In addition, you can do push-ups against a wall. Doing regular push-ups on the floor is too strenuous when you are rehabbing.
Finally, I would stretch after the workout, which amounted to reaching straight up to the sky, but not at all backward.
Eventually you will strengthen the muscles around the shoulder joint to keep it in place and will have relatively normal functioning again. Of course, any strenuous workout will have to be seriously modified from here on out, and you can’t expect to train at the level you were before.
Keeping It Real
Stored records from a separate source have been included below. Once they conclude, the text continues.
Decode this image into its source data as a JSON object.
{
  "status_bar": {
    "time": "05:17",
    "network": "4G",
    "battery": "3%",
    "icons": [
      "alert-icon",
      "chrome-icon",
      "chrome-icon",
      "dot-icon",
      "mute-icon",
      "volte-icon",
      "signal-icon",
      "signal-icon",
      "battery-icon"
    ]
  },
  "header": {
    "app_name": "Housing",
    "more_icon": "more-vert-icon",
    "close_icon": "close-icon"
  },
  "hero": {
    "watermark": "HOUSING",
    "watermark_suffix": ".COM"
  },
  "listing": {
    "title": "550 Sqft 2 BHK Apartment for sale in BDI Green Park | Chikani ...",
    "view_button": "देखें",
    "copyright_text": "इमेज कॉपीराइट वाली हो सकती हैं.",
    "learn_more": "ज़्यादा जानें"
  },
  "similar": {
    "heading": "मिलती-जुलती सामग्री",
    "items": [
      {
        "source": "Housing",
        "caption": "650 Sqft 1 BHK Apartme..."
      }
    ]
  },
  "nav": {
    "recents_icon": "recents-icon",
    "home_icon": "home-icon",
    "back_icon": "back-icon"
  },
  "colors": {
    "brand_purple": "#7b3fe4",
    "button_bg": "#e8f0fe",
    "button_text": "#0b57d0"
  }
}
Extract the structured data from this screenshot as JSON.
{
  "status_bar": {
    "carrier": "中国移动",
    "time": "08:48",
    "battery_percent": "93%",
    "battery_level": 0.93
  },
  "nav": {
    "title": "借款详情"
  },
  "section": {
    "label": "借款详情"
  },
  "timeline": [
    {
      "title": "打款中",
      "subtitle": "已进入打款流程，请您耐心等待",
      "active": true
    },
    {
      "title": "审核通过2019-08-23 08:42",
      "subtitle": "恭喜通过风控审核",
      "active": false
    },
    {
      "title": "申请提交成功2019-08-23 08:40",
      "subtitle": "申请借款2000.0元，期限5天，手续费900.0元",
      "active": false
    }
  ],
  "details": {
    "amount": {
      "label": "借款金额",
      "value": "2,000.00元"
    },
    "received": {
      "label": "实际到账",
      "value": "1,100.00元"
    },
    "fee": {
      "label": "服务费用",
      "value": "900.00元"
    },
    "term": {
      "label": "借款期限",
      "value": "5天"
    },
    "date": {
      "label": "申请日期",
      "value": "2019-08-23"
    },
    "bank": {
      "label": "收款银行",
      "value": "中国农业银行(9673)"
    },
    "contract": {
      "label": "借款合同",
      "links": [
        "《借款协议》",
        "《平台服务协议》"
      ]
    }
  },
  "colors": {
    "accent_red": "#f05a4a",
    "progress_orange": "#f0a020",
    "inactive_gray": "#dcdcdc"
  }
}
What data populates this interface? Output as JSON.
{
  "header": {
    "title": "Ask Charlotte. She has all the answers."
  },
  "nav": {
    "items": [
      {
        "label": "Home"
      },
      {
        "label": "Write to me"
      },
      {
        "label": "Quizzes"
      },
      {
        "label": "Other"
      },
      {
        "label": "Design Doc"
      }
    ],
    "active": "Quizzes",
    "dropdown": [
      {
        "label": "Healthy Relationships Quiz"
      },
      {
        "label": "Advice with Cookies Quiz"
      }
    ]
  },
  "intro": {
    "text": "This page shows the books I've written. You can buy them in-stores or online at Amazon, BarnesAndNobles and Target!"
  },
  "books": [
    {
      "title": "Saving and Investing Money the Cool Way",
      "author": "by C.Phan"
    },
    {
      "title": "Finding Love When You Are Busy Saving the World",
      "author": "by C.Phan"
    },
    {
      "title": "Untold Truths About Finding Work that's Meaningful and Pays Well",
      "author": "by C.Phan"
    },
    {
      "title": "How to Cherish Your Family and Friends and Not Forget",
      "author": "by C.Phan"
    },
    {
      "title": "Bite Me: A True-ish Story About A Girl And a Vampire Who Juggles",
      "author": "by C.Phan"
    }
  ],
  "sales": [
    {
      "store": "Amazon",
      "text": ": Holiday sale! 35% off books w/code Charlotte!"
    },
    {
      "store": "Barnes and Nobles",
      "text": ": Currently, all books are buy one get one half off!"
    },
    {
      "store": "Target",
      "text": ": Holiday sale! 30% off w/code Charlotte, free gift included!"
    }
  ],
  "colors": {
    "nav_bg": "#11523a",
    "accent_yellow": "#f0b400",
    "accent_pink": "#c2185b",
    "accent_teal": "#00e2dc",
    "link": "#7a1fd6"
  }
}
It is important to remember that you can strengthen the shoulder after a dislocation, but it might never be the same. My own injury continues to cause me pain that radiates to my upper back and neck, and I am limited in what I can do.
Also, surgery has its own problems. Surgery will tighten the ligaments again around the shoulder, but often patients are left with limited mobility in the joint and recurring pain.
Your best bet is to rehabilitate the shoulder naturally with light exercises and continued care, plus modifying your activities so you don’t strain the injured area.
If you do this, you will be able to have normal functioning of the shoulder joint again as long as you approach your activities intelligently and with reasonable care.
In 1981, at the age of 11, I began training in Goju Ryu Karate at a local community center on the Central Coast of California. I trained there for about a year. In 1984, my family moved to Northern California, where I began training in Kenpo Karate under Professor Charles “Chuck” Epperson. I trained at Professor Epperson’s dojo for about a year. I left the dojo, but returned in 1994. I earned ranks up through second-degree black belt under Chuck Epperson. I tested for brown and black belts in front of Master Richard “Huk” Planas, first-generation Ed Parker Kenpo black belt. I taught classes at Professor Epperson’s dojo from 1998 to 2002. I have also taught private lessons for friends and family. I have training in Doce Pares Eskrima under Charles Epperson and have attended seminars by Master Anthony Kleeman and Grandmaster Cacoy Canete. I have also trained in DeCuerdas Eskrima under Professor James Muro. In addition to my martial arts training, I have a Bachelor of Arts degree in Political Science, have worked in the Human Services field since 1996, and currently spend most of my time writing web articles.